Exercise requirements: Return a copy of each line in the listing that includes the word "time".

Supplied records:
'''
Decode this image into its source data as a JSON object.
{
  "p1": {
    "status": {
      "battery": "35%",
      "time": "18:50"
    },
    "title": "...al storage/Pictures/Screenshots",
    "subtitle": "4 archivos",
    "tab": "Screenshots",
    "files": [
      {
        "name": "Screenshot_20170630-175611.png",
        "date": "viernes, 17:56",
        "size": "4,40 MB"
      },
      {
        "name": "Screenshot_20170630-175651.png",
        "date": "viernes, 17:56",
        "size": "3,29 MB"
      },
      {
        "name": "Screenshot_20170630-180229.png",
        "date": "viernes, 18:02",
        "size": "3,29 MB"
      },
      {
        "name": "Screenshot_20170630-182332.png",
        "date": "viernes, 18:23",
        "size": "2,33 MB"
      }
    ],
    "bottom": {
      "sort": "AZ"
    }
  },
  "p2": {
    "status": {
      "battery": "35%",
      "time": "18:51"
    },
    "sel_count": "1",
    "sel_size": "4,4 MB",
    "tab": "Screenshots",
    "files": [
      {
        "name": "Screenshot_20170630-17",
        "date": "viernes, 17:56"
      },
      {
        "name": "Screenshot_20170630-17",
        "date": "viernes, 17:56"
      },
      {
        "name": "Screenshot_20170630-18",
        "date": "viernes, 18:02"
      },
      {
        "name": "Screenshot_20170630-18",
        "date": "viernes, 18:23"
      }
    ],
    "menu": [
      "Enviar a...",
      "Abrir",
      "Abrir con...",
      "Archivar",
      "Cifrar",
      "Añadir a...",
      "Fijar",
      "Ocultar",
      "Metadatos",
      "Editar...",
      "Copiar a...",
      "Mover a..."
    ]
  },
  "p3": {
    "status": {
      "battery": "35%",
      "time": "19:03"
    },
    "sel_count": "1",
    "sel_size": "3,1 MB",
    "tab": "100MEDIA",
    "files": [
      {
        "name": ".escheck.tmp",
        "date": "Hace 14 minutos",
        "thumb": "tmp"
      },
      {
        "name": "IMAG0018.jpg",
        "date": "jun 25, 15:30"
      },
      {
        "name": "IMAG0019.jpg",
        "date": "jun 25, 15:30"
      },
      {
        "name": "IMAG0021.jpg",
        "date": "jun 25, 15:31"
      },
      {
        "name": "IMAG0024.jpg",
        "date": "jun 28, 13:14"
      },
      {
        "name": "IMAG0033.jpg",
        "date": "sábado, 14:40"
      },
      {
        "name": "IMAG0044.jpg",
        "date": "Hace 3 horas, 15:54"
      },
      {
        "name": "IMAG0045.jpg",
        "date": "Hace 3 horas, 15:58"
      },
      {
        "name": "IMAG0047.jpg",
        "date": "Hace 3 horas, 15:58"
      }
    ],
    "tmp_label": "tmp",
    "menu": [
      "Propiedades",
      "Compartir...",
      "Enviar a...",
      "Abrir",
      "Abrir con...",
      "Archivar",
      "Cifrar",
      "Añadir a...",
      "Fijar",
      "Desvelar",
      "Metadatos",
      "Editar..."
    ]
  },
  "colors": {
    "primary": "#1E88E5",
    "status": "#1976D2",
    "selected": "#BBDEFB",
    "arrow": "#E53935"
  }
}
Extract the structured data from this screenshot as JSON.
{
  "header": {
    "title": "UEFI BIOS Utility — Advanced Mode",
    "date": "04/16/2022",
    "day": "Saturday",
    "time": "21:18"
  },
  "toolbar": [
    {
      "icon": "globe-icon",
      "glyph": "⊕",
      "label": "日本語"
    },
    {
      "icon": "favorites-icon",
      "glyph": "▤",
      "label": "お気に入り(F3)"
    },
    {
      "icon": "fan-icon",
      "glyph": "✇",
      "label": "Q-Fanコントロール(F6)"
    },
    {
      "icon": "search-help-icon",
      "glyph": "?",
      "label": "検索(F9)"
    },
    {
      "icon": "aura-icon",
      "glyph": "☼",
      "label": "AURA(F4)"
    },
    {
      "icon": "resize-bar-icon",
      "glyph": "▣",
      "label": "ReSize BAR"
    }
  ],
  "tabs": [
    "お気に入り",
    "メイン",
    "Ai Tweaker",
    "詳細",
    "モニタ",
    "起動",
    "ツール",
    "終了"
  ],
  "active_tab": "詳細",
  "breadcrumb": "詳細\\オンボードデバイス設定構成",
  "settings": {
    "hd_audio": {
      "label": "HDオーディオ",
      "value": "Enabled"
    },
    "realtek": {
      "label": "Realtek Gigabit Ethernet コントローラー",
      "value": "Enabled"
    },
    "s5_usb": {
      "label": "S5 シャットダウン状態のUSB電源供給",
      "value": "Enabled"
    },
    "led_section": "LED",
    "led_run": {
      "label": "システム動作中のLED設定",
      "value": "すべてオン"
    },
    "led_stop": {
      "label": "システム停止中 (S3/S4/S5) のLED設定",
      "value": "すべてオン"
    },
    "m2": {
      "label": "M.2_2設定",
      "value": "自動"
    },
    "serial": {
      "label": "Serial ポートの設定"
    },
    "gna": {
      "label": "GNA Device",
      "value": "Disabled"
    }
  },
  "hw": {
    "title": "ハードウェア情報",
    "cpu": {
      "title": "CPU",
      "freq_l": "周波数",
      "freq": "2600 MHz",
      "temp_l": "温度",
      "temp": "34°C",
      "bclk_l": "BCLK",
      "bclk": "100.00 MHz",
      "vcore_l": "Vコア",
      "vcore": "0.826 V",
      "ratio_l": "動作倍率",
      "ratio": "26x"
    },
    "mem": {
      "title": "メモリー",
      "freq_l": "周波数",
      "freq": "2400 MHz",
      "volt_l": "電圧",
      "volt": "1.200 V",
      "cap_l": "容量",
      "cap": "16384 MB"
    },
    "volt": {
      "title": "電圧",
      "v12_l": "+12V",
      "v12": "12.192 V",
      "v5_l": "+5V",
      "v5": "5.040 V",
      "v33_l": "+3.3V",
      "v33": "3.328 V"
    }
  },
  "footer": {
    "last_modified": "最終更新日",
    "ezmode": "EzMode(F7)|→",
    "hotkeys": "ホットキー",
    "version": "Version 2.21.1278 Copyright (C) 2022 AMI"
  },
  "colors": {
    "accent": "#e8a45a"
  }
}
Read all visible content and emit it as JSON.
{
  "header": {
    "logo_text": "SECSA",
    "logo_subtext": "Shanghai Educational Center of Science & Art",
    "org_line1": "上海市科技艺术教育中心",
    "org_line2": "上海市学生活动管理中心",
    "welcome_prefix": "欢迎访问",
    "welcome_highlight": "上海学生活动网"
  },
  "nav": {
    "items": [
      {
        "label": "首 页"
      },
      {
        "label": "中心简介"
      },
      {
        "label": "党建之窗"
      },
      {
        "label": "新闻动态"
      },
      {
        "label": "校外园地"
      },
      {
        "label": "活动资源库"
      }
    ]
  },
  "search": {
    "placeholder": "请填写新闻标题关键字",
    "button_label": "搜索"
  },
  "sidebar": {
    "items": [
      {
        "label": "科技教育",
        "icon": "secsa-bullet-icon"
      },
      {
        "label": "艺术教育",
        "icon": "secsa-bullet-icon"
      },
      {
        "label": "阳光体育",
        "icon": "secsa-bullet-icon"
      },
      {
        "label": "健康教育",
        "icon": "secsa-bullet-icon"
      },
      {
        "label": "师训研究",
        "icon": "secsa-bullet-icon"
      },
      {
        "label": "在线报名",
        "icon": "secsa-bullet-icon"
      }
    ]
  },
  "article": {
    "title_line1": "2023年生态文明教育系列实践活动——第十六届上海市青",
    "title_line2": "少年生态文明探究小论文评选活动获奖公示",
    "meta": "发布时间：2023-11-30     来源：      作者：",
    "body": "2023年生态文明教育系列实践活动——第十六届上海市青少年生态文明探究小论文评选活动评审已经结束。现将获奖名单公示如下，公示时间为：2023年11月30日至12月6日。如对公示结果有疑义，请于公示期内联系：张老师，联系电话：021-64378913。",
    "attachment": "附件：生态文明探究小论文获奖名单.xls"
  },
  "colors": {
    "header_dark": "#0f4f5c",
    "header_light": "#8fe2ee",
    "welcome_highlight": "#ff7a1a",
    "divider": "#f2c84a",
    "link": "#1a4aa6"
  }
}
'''
Solution:
      "time": "18:50"
      "time": "18:51"
      "time": "19:03"
    "time": "21:18"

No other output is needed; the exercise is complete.